1 December 1983 Large Deployable Reflector (LDR): A Concept For An Orbiting Submillimeter-Infrared Telescope For The 1990S
Author Affiliations +
Optical Engineering, 22(6), 226725 (1983). doi:10.1117/12.7973229
The history and background of the Large Deployable Reflector (LDR) are reviewed. The results of the June 1982 Asilomar (California) workshop are incorporated into the LDR science objectives and telescope concept. The areas where the LDR may have the greatest scientific impact are in the study of star formation and planetary systems in our own and nearby galaxies and in cosmological studies of the structure and evolution of the early universe. The observational requirements for these and other scientific studies give rise to a set of telescope functional requirements. These, in turn, are satisfied by an LDR configuration which is a Cassegrain design with a 20 m diameter, actively controlled, segmented, primary reflector, diffraction limited at a wavelength of 30 to 50 um. Technical challenges in the LDR development include construction of high tolerance mirror segments, surface figure measurement, figure control, vibration control, pointing, cryogenics, and coherent detectors.
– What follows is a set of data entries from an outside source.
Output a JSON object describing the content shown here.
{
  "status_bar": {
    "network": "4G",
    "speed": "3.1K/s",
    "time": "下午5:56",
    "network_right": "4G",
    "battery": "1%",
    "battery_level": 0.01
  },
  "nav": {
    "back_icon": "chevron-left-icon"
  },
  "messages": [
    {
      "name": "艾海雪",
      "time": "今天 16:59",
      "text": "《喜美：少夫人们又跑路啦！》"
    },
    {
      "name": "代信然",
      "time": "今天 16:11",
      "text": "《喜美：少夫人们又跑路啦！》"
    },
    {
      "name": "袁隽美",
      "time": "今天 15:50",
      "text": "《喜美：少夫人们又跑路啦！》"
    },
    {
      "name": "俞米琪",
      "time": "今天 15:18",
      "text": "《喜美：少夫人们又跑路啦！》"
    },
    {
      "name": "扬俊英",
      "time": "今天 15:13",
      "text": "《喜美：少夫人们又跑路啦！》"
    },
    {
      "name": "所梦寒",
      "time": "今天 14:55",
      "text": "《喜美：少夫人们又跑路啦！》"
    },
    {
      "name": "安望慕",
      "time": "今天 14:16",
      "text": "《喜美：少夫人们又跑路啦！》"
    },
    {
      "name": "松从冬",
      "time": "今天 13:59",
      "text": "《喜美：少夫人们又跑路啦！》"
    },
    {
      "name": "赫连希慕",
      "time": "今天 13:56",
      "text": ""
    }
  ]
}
Project status and future plans for the LDR are discussed.
Paul N. Swanson, Samuel Gulkis, T. B. H. Kuiper, M. Kiya, "Large Deployable Reflector (LDR): A Concept For An Orbiting Submillimeter-Infrared Telescope For The 1990S," Optical Engineering 22(6), 226725 (1 December 1983). https://doi.org/10.1117/12.7973229



Reflector telescopes

Vibration control


Galactic astronomy



Ukidna: the RAVE machine
Proceedings of SPIE (September 30 2004)
Optical Design Of The Hipparcos Telescope
Proceedings of SPIE (October 31 1986)
Thermal design trades for SAFIR architecture concepts
Proceedings of SPIE (October 12 2004)
ONIRICA an infrared camera for OWL with MCAO low...
Proceedings of SPIE (June 27 2006)

Back to Top